# Correlation matrix disturbances (shocks)

I need ideas on generating disturbances of the correlation matrix. Say, I have a n-by-n correlation matrix $C_{i,j}$. I'd like to shock it, and produce the disturbed matrix $C'_{i,j}$ and see what happens to my process after plugging it instead of the original.

UPDATE: I must clarify that that shocks don't need to be small. So, maybe the term disturbances is unfortunate in my question title. For instance, if I have the 2-by-2 matrix:

1 1
1 1


Then the "largest" in some sense shock would be

 1 -1
-1  1


In n>2 dimensional case it gets a bit complicated, because due to constraints, not every matrix can be considered a correlation matrix. So, I'm looking for a way to disturb my initial matrix in some regular fashion, where the shock can be "large" or "small".

• But if you allow arbitrarily large deviations, any correlation matrix could be considered a "disturbance" of your original correlation matrix. Commented Aug 21, 2015 at 3:06
• @A.Donda, yes. So, I need to be able to set how large is deviation somehow. Also, it's not that easy to generate a correlation matrix, because not every symmetric matrix is positive definite Commented Aug 21, 2015 at 3:33
• Have you found a good approach for this? I am in a somewhat similar situation where I need to transfer past changes in a correlation parameter to scenarios to be applied to current correlation level.
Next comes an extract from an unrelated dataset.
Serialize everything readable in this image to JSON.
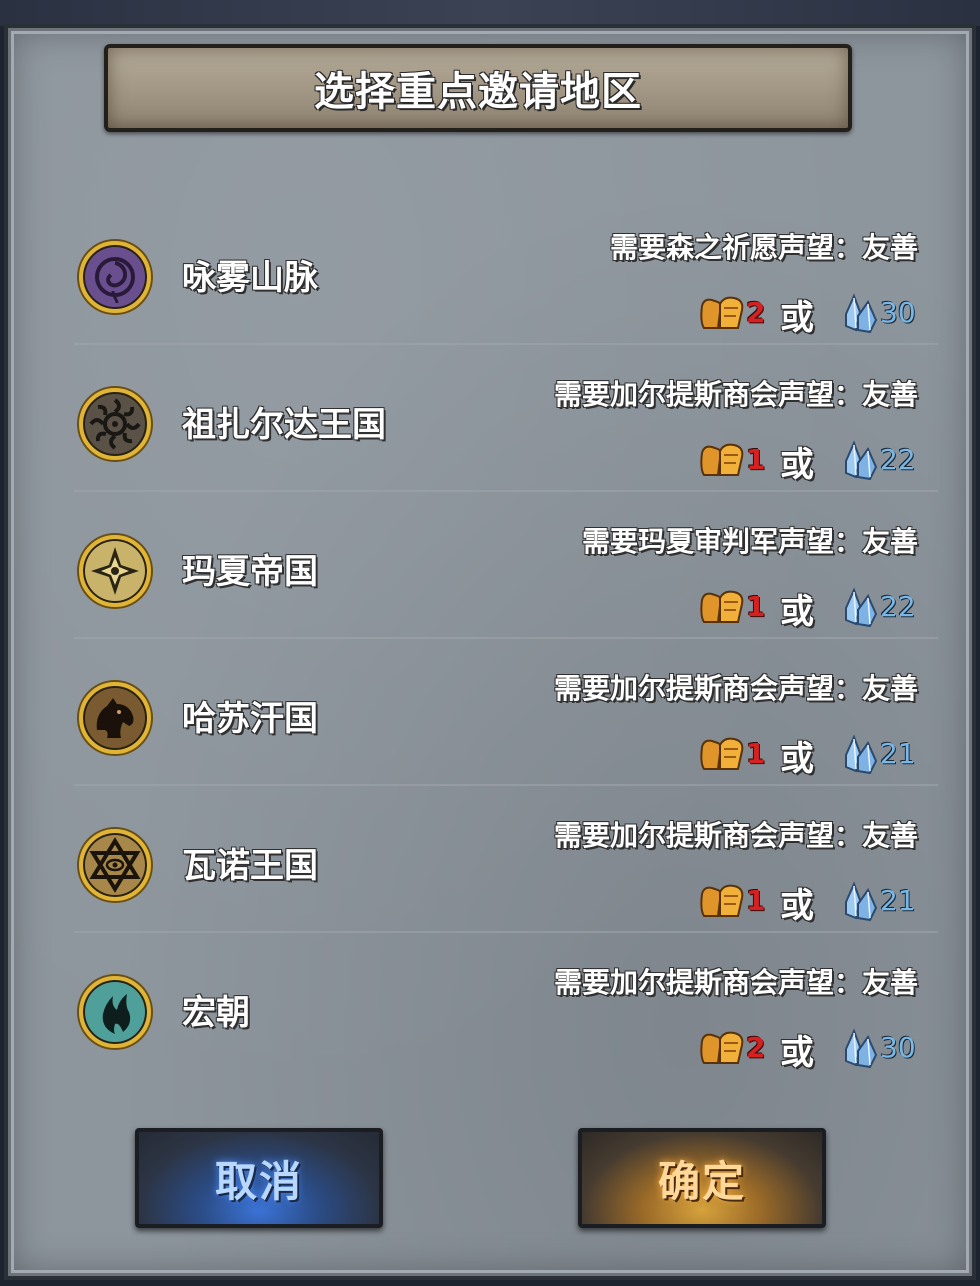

I thought about using Fisher transformation, but it seems to give somewhat counter-intuitive behaviour. Could you share with us what you found? Thanks Commented Dec 17, 2018 at 10:06
• @Confounded, I haven't found a good way of doing this yet Commented Dec 17, 2018 at 13:41

You could consider drawing your disturbed matrices from the Wishart distribution $W(V, n)$ with your original correlation matrix as the parameter $V$, and then rescale to make sure the diagonal only contains 1s. The smaller $n$, the larger the deviations from $V$ that you can expect.

• This is interesting Commented Aug 21, 2015 at 3:35
• For now this is the path I'm taking. It doesn't answer my exact question, bit it provides me with the work around. Commented Aug 21, 2015 at 21:42
• @Aksakal, glad I could help. Commented Aug 22, 2015 at 2:07

I can't comment, so I will put this as an answer.

What's wrong with doing something like: $C^\prime = (1-p)\cdot C + pI$, where $p$ is some small-ish value and $I$ is the identity matrix?

You need a tranformation function of correlation coefficient that make it becomes normal distribution. May be starting from the statical testing of r would help.

• Welcome to the site, @W.W.. This is hard to follow & seems rather incomplete. At present, I think it is more of a comment than an answer. Can you elaborate on it? Since you're new here, you may want to take our tour, which has information for new users. Commented Aug 21, 2015 at 2:14